→ Problem details
All entries are to be quoted exactly; the images stay out of the copy.
○ ○ ○ ○ ○
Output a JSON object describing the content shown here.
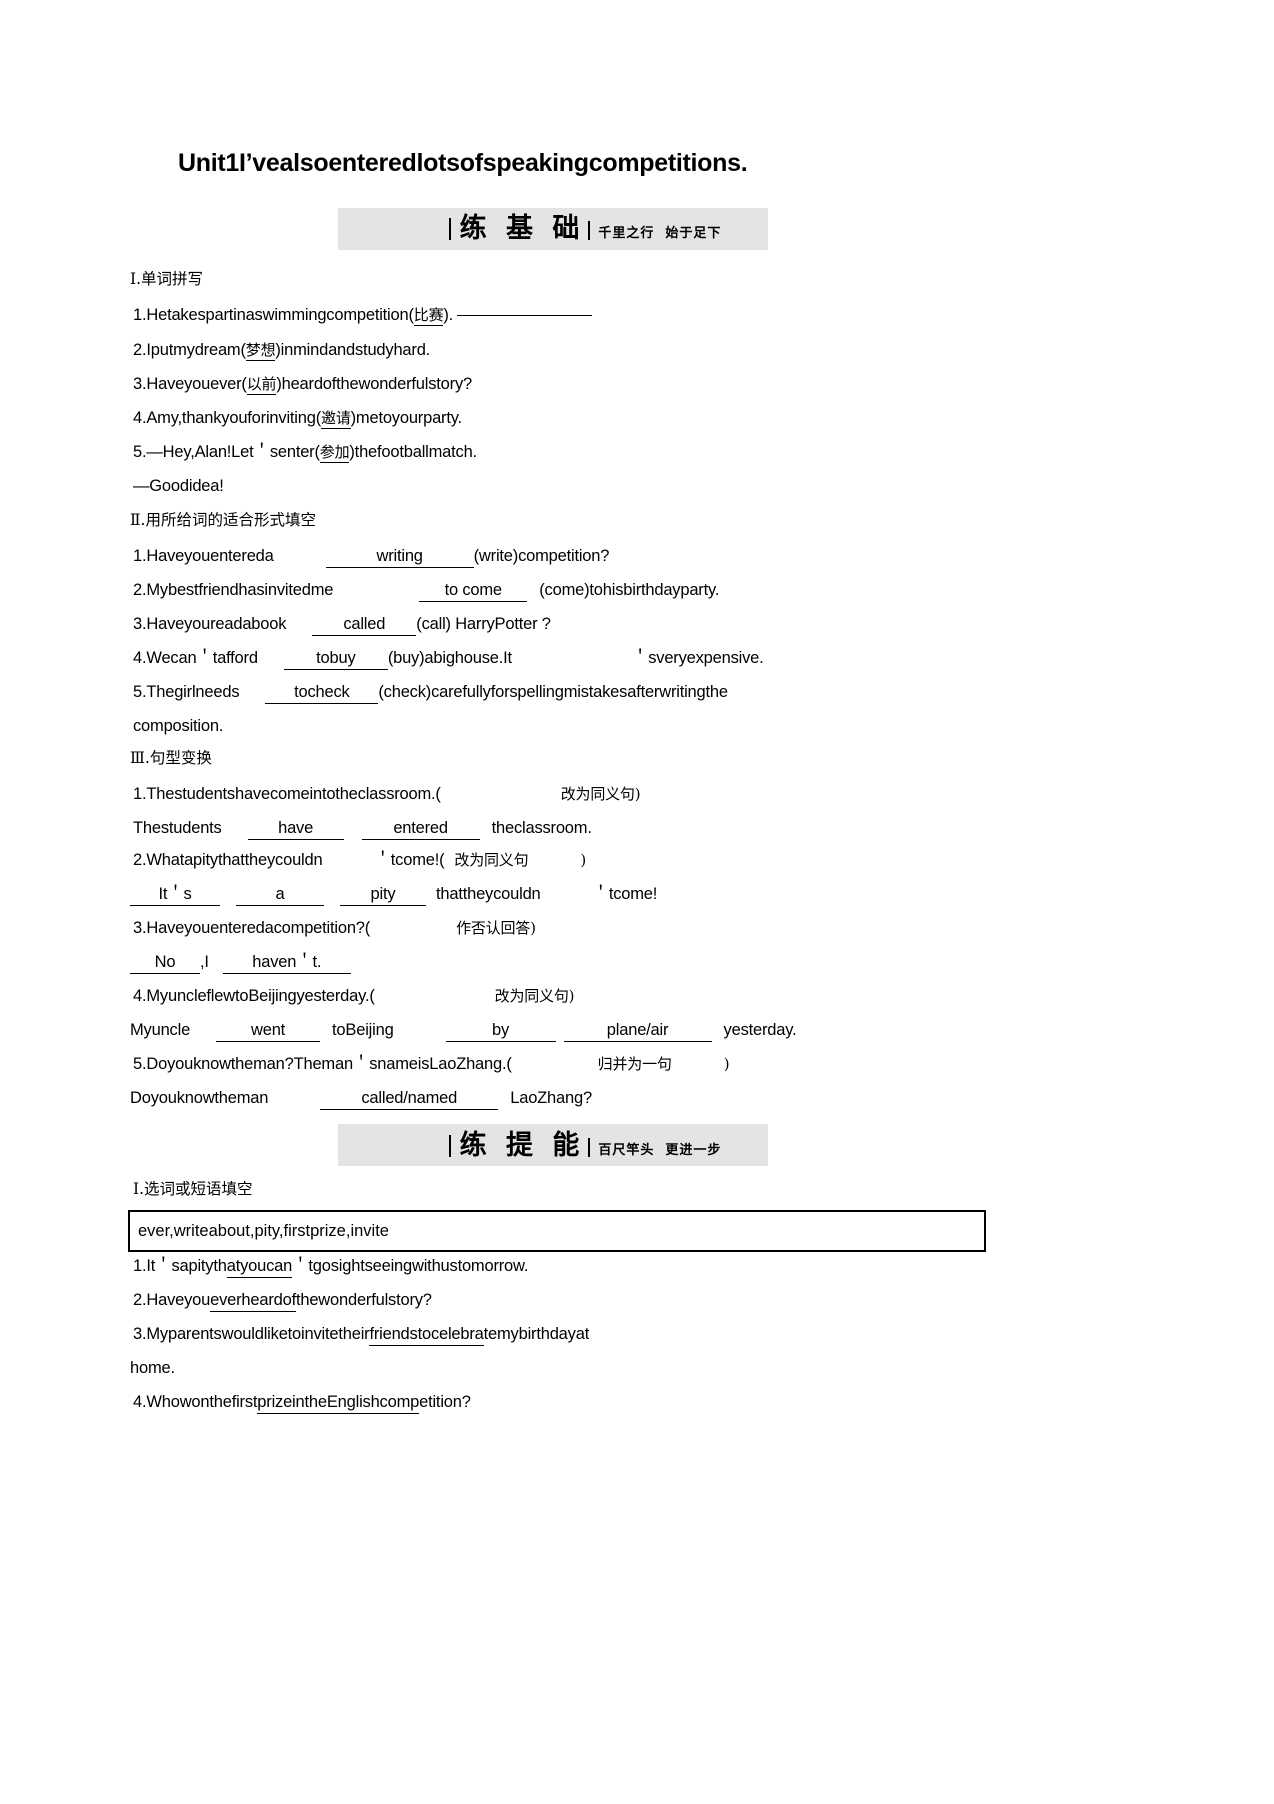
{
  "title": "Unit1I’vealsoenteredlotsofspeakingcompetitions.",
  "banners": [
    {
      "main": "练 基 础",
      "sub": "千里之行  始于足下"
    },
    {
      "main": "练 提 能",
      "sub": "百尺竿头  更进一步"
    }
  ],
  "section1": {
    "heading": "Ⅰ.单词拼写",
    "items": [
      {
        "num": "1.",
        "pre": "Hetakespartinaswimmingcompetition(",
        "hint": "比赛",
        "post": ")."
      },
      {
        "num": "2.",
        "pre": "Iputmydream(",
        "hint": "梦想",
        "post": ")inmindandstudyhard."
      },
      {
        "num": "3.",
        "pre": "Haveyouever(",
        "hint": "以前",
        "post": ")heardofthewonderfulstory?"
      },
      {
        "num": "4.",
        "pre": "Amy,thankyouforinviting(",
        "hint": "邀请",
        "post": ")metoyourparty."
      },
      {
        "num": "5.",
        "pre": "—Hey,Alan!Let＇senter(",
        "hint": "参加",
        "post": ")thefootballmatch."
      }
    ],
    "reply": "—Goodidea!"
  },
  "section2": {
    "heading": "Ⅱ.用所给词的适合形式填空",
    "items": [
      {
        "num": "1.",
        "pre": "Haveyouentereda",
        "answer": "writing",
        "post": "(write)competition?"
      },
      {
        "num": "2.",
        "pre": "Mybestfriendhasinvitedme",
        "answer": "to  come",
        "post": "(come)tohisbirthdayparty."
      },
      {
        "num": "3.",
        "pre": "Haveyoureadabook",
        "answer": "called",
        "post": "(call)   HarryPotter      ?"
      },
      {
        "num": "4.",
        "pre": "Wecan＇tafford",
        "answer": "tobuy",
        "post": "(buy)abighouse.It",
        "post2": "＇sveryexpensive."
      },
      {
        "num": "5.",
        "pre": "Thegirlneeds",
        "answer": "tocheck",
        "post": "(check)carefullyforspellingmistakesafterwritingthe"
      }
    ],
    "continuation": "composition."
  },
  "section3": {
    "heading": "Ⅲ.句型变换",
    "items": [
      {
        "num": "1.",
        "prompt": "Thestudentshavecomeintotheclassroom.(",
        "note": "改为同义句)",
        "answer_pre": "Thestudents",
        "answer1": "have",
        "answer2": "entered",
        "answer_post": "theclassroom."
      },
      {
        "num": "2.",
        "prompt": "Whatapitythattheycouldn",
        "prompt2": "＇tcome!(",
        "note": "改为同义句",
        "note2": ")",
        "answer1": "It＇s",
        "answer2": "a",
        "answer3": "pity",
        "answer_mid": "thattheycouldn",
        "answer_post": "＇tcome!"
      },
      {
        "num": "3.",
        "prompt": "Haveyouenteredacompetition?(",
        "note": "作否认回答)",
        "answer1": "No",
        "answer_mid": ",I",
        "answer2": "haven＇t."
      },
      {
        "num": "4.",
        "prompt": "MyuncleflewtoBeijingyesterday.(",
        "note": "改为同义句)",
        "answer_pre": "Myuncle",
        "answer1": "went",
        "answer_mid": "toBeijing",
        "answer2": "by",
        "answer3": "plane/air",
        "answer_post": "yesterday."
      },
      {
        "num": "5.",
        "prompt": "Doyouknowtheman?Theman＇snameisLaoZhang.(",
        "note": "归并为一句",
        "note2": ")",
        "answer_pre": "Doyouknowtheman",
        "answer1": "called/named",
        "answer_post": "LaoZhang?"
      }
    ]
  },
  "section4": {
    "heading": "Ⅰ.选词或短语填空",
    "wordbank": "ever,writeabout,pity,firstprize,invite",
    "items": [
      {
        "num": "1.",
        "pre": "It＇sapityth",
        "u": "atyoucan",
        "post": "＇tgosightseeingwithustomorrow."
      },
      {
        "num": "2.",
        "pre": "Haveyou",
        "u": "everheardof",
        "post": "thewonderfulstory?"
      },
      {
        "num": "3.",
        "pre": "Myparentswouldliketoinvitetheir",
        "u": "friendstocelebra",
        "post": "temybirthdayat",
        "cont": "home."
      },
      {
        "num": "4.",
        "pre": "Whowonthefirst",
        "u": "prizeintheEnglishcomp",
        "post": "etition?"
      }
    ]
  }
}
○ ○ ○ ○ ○
→ Answer area
Output a JSON object describing the content shown here.
{
  "title": "Unit1I’vealsoenteredlotsofspeakingcompetitions.",
  "banners": [
    {
      "main": "练 基 础",
      "sub": "千里之行  始于足下"
    },
    {
      "main": "练 提 能",
      "sub": "百尺竿头  更进一步"
    }
  ],
  "section1": {
    "heading": "Ⅰ.单词拼写",
    "items": [
      {
        "num": "1.",
        "pre": "Hetakespartinaswimmingcompetition(",
        "hint": "比赛",
        "post": ")."
      },
      {
        "num": "2.",
        "pre": "Iputmydream(",
        "hint": "梦想",
        "post": ")inmindandstudyhard."
      },
      {
        "num": "3.",
        "pre": "Haveyouever(",
        "hint": "以前",
        "post": ")heardofthewonderfulstory?"
      },
      {
        "num": "4.",
        "pre": "Amy,thankyouforinviting(",
        "hint": "邀请",
        "post": ")metoyourparty."
      },
      {
        "num": "5.",
        "pre": "—Hey,Alan!Let＇senter(",
        "hint": "参加",
        "post": ")thefootballmatch."
      }
    ],
    "reply": "—Goodidea!"
  },
  "section2": {
    "heading": "Ⅱ.用所给词的适合形式填空",
    "items": [
      {
        "num": "1.",
        "pre": "Haveyouentereda",
        "answer": "writing",
        "post": "(write)competition?"
      },
      {
        "num": "2.",
        "pre": "Mybestfriendhasinvitedme",
        "answer": "to  come",
        "post": "(come)tohisbirthdayparty."
      },
      {
        "num": "3.",
        "pre": "Haveyoureadabook",
        "answer": "called",
        "post": "(call)   HarryPotter      ?"
      },
      {
        "num": "4.",
        "pre": "Wecan＇tafford",
        "answer": "tobuy",
        "post": "(buy)abighouse.It",
        "post2": "＇sveryexpensive."
      },
      {
        "num": "5.",
        "pre": "Thegirlneeds",
        "answer": "tocheck",
        "post": "(check)carefullyforspellingmistakesafterwritingthe"
      }
    ],
    "continuation": "composition."
  },
  "section3": {
    "heading": "Ⅲ.句型变换",
    "items": [
      {
        "num": "1.",
        "prompt": "Thestudentshavecomeintotheclassroom.(",
        "note": "改为同义句)",
        "answer_pre": "Thestudents",
        "answer1": "have",
        "answer2": "entered",
        "answer_post": "theclassroom."
      },
      {
        "num": "2.",
        "prompt": "Whatapitythattheycouldn",
        "prompt2": "＇tcome!(",
        "note": "改为同义句",
        "note2": ")",
        "answer1": "It＇s",
        "answer2": "a",
        "answer3": "pity",
        "answer_mid": "thattheycouldn",
        "answer_post": "＇tcome!"
      },
      {
        "num": "3.",
        "prompt": "Haveyouenteredacompetition?(",
        "note": "作否认回答)",
        "answer1": "No",
        "answer_mid": ",I",
        "answer2": "haven＇t."
      },
      {
        "num": "4.",
        "prompt": "MyuncleflewtoBeijingyesterday.(",
        "note": "改为同义句)",
        "answer_pre": "Myuncle",
        "answer1": "went",
        "answer_mid": "toBeijing",
        "answer2": "by",
        "answer3": "plane/air",
        "answer_post": "yesterday."
      },
      {
        "num": "5.",
        "prompt": "Doyouknowtheman?Theman＇snameisLaoZhang.(",
        "note": "归并为一句",
        "note2": ")",
        "answer_pre": "Doyouknowtheman",
        "answer1": "called/named",
        "answer_post": "LaoZhang?"
      }
    ]
  },
  "section4": {
    "heading": "Ⅰ.选词或短语填空",
    "wordbank": "ever,writeabout,pity,firstprize,invite",
    "items": [
      {
        "num": "1.",
        "pre": "It＇sapityth",
        "u": "atyoucan",
        "post": "＇tgosightseeingwithustomorrow."
      },
      {
        "num": "2.",
        "pre": "Haveyou",
        "u": "everheardof",
        "post": "thewonderfulstory?"
      },
      {
        "num": "3.",
        "pre": "Myparentswouldliketoinvitetheir",
        "u": "friendstocelebra",
        "post": "temybirthdayat",
        "cont": "home."
      },
      {
        "num": "4.",
        "pre": "Whowonthefirst",
        "u": "prizeintheEnglishcomp",
        "post": "etition?"
      }
    ]
  }
}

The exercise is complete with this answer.